---- Data extract

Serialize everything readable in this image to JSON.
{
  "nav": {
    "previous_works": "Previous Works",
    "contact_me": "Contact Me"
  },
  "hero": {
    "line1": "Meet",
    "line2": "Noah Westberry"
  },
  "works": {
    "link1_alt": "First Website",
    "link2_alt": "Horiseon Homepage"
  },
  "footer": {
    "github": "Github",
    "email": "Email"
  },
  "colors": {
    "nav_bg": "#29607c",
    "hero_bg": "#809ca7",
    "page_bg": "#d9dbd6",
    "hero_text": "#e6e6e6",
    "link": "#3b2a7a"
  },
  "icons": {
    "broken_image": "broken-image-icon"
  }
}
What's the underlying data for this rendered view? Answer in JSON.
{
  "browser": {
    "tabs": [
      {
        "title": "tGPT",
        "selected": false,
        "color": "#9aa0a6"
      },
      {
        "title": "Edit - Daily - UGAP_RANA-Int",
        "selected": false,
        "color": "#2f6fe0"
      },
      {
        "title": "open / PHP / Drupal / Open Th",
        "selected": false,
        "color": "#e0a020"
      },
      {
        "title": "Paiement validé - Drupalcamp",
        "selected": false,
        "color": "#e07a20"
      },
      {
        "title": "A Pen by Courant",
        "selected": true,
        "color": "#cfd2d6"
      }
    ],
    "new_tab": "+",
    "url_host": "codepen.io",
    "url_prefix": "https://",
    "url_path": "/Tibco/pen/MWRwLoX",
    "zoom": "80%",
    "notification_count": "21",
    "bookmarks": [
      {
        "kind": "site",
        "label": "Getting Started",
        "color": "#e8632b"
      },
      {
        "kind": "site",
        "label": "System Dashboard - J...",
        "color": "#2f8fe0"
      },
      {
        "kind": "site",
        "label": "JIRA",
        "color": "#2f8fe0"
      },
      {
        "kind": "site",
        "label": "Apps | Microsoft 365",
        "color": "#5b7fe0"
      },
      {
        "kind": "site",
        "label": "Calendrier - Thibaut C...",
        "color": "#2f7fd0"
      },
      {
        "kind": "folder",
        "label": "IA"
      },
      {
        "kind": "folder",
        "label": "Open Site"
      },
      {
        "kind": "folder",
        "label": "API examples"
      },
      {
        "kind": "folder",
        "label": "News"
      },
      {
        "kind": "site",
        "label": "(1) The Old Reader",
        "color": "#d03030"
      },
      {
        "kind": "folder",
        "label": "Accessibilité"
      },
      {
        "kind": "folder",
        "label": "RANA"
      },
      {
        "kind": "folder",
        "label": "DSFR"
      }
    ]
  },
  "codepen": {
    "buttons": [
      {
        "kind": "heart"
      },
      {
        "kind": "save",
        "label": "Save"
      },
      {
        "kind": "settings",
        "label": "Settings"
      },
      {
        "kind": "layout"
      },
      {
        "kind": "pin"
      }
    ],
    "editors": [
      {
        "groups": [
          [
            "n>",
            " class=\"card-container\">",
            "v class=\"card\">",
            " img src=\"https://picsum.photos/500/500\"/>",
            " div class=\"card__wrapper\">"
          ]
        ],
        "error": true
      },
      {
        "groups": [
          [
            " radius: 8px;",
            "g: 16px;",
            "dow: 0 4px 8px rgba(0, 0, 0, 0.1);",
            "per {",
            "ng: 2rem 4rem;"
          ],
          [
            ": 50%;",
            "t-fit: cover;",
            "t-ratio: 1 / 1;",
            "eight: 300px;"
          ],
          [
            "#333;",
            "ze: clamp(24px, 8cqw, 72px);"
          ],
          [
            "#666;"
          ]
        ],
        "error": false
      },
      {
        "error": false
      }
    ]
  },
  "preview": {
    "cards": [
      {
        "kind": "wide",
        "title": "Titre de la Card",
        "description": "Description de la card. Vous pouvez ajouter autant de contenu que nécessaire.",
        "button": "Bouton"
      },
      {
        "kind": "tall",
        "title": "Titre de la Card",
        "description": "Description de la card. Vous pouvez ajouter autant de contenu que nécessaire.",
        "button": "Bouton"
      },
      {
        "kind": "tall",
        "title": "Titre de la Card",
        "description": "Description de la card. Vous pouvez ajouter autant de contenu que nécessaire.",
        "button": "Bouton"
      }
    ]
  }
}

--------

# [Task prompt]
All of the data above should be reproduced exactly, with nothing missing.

# [Solved problem]
Serialize everything readable in this image to JSON.
{
  "nav": {
    "previous_works": "Previous Works",
    "contact_me": "Contact Me"
  },
  "hero": {
    "line1": "Meet",
    "line2": "Noah Westberry"
  },
  "works": {
    "link1_alt": "First Website",
    "link2_alt": "Horiseon Homepage"
  },
  "footer": {
    "github": "Github",
    "email": "Email"
  },
  "colors": {
    "nav_bg": "#29607c",
    "hero_bg": "#809ca7",
    "page_bg": "#d9dbd6",
    "hero_text": "#e6e6e6",
    "link": "#3b2a7a"
  },
  "icons": {
    "broken_image": "broken-image-icon"
  }
}
What's the underlying data for this rendered view? Answer in JSON.
{
  "browser": {
    "tabs": [
      {
        "title": "tGPT",
        "selected": false,
        "color": "#9aa0a6"
      },
      {
        "title": "Edit - Daily - UGAP_RANA-Int",
        "selected": false,
        "color": "#2f6fe0"
      },
      {
        "title": "open / PHP / Drupal / Open Th",
        "selected": false,
        "color": "#e0a020"
      },
      {
        "title": "Paiement validé - Drupalcamp",
        "selected": false,
        "color": "#e07a20"
      },
      {
        "title": "A Pen by Courant",
        "selected": true,
        "color": "#cfd2d6"
      }
    ],
    "new_tab": "+",
    "url_host": "codepen.io",
    "url_prefix": "https://",
    "url_path": "/Tibco/pen/MWRwLoX",
    "zoom": "80%",
    "notification_count": "21",
    "bookmarks": [
      {
        "kind": "site",
        "label": "Getting Started",
        "color": "#e8632b"
      },
      {
        "kind": "site",
        "label": "System Dashboard - J...",
        "color": "#2f8fe0"
      },
      {
        "kind": "site",
        "label": "JIRA",
        "color": "#2f8fe0"
      },
      {
        "kind": "site",
        "label": "Apps | Microsoft 365",
        "color": "#5b7fe0"
      },
      {
        "kind": "site",
        "label": "Calendrier - Thibaut C...",
        "color": "#2f7fd0"
      },
      {
        "kind": "folder",
        "label": "IA"
      },
      {
        "kind": "folder",
        "label": "Open Site"
      },
      {
        "kind": "folder",
        "label": "API examples"
      },
      {
        "kind": "folder",
        "label": "News"
      },
      {
        "kind": "site",
        "label": "(1) The Old Reader",
        "color": "#d03030"
      },
      {
        "kind": "folder",
        "label": "Accessibilité"
      },
      {
        "kind": "folder",
        "label": "RANA"
      },
      {
        "kind": "folder",
        "label": "DSFR"
      }
    ]
  },
  "codepen": {
    "buttons": [
      {
        "kind": "heart"
      },
      {
        "kind": "save",
        "label": "Save"
      },
      {
        "kind": "settings",
        "label": "Settings"
      },
      {
        "kind": "layout"
      },
      {
        "kind": "pin"
      }
    ],
    "editors": [
      {
        "groups": [
          [
            "n>",
            " class=\"card-container\">",
            "v class=\"card\">",
            " img src=\"https://picsum.photos/500/500\"/>",
            " div class=\"card__wrapper\">"
          ]
        ],
        "error": true
      },
      {
        "groups": [
          [
            " radius: 8px;",
            "g: 16px;",
            "dow: 0 4px 8px rgba(0, 0, 0, 0.1);",
            "per {",
            "ng: 2rem 4rem;"
          ],
          [
            ": 50%;",
            "t-fit: cover;",
            "t-ratio: 1 / 1;",
            "eight: 300px;"
          ],
          [
            "#333;",
            "ze: clamp(24px, 8cqw, 72px);"
          ],
          [
            "#666;"
          ]
        ],
        "error": false
      },
      {
        "error": false
      }
    ]
  },
  "preview": {
    "cards": [
      {
        "kind": "wide",
        "title": "Titre de la Card",
        "description": "Description de la card. Vous pouvez ajouter autant de contenu que nécessaire.",
        "button": "Bouton"
      },
      {
        "kind": "tall",
        "title": "Titre de la Card",
        "description": "Description de la card. Vous pouvez ajouter autant de contenu que nécessaire.",
        "button": "Bouton"
      },
      {
        "kind": "tall",
        "title": "Titre de la Card",
        "description": "Description de la card. Vous pouvez ajouter autant de contenu que nécessaire.",
        "button": "Bouton"
      }
    ]
  }
}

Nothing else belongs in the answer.